Kovind will explore the feasibility and the mechanism to see as to how the country can go back to having simultaneous Lok Sabha and state assembly polls, as was the case till 1967.
What Is ‘One Nation, One Election’?
The concept of ‘One Nation, One Election’ refers to holding simultaneous elections across the country. This means that elections for the Lok Sabha and all state assemblies across India will be held simultaneously, with voting presumably taking place around the same time.
Over the years, Prime Minister Narendra Modi has pushed strongly for the idea of simultaneous Lok Sabha and state assembly polls, and the decision to task Kovind to look into it underscores the government’s seriousness as a host of elections approach.

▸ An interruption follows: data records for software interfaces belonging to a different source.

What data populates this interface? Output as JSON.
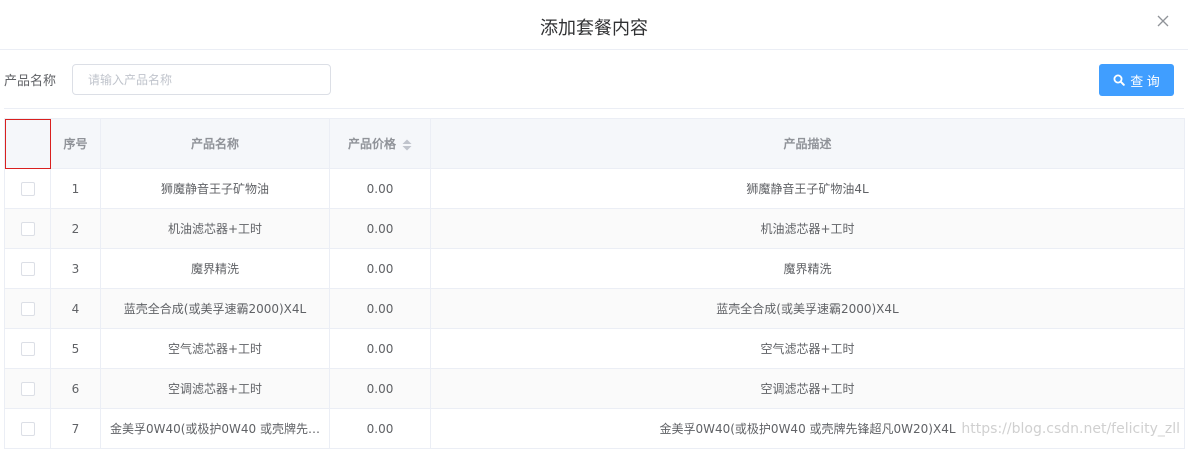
{
  "dialog": {
    "title": "添加套餐内容"
  },
  "search": {
    "label": "产品名称",
    "placeholder": "请输入产品名称",
    "value": "",
    "button_label": "查 询"
  },
  "table": {
    "headers": {
      "index": "序号",
      "name": "产品名称",
      "price": "产品价格",
      "description": "产品描述"
    },
    "rows": [
      {
        "index": "1",
        "name": "狮魔静音王子矿物油",
        "price": "0.00",
        "description": "狮魔静音王子矿物油4L"
      },
      {
        "index": "2",
        "name": "机油滤芯器+工时",
        "price": "0.00",
        "description": "机油滤芯器+工时"
      },
      {
        "index": "3",
        "name": "魔界精洗",
        "price": "0.00",
        "description": "魔界精洗"
      },
      {
        "index": "4",
        "name": "蓝壳全合成(或美孚速霸2000)X4L",
        "price": "0.00",
        "description": "蓝壳全合成(或美孚速霸2000)X4L"
      },
      {
        "index": "5",
        "name": "空气滤芯器+工时",
        "price": "0.00",
        "description": "空气滤芯器+工时"
      },
      {
        "index": "6",
        "name": "空调滤芯器+工时",
        "price": "0.00",
        "description": "空调滤芯器+工时"
      },
      {
        "index": "7",
        "name": "金美孚0W40(或极护0W40 或壳牌先…",
        "price": "0.00",
        "description": "金美孚0W40(或极护0W40 或壳牌先锋超凡0W20)X4L"
      }
    ]
  },
  "watermark": {
    "text": "https://blog.csdn.net/felicity_zll"
  },
  "colors": {
    "primary": "#409eff",
    "selection_outline": "#d9201f"
  },
  "icons": {
    "close": "close-icon",
    "search": "search-icon",
    "sort": "sort-caret-icon",
    "checkbox": "checkbox-icon"
  }
}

Assembly polls are due in five states in November-December and they will be followed by the Lok Sabha elections in May-June next year. However, the recent moves by the government have thrown open the possibility of advancing the general elections and some state polls, which are scheduled after and with the Lok Sabha contest.
Moreover, the government’s sudden move to call a “special session” of Parliament between September 18 and 22 despite making the agenda clear has triggered a lot of speculations. “Special Session of Parliament (13th Session of 17th Lok Sabha and 261st Session of Rajya Sabha) is being called from 18th to 22nd September having five sittings. Amid Amrit Kaal, looking forward to having fruitful discussions and debate in Parliament,” Parliamentary Affairs Minister Pralhad Joshi said on X.
It will be the first such special session under the nine years of the Prime Minister Narendra Modi-led government which had convened a special joint sitting of Lok Sabha and Rajya Sabha to mark the midnight GST roll-out on June 30, 2017. However, it will be a full-fledged session of five days this time with both Houses meeting separately as they usually do during sessions.
Generally, three parliamentary sessions are held in a year- Budget, Monsoon and Winter sessions. Sources said the “special session” could see parliamentary operations being shifted to the new Parliament building which was inaugurated by Prime Minister Narendra Modi on May 28.
With the government not spelling out its agenda, speculation swirled that the government may push some showpiece bills in the run-up to some key state assembly polls followed by the all-important Lok Sabha election.
Sources, including in the ruling BJP, spoke of the possibility of bills on simultaneous general, state and local polls, something Modi has assiduously pushed, and reservations for women in directly elected legislatures like Lok Sabha and assemblies. Both are constitutional amendment bills and will require passage with the support of two-thirds of members in both Houses.
The recent historic success of the Chandrayaan-3 mission and India’s goals for ‘Amrit Kaal’ may be part of the wider discussions during the special session, which will come a week after the G20 summit meeting scheduled for September 9-10.
Congress leader Jairam Ramesh alleged that the announcement of the special session just three weeks after the end of the Monsoon session was aimed at managing “the news cycle” and countering the news about the ongoing meeting of INDIA parties in Mumbai and the latest revelations on Adani. The Monsoon session of Parliament ended on August 11.
The last time Parliament met outside its three usual sessions was –at midnight on June 30, 2017, to mark the rollout of GST. However, it was a joint sitting of Lok Sabha and Rajya Sabha and was not a proper session. A six-day special sitting was held in August 1997 to commemorate the 50th anniversary of India’s independence.
Midnight sessions were also held on August 9, 1992, for the 50th anniversary of the ‘Quit India Movement’, August 14-15, 1972 to celebrate the silver jubilee of India’s independence, while the first such session was on August 14-15, 1947 on the eve of India’s independence.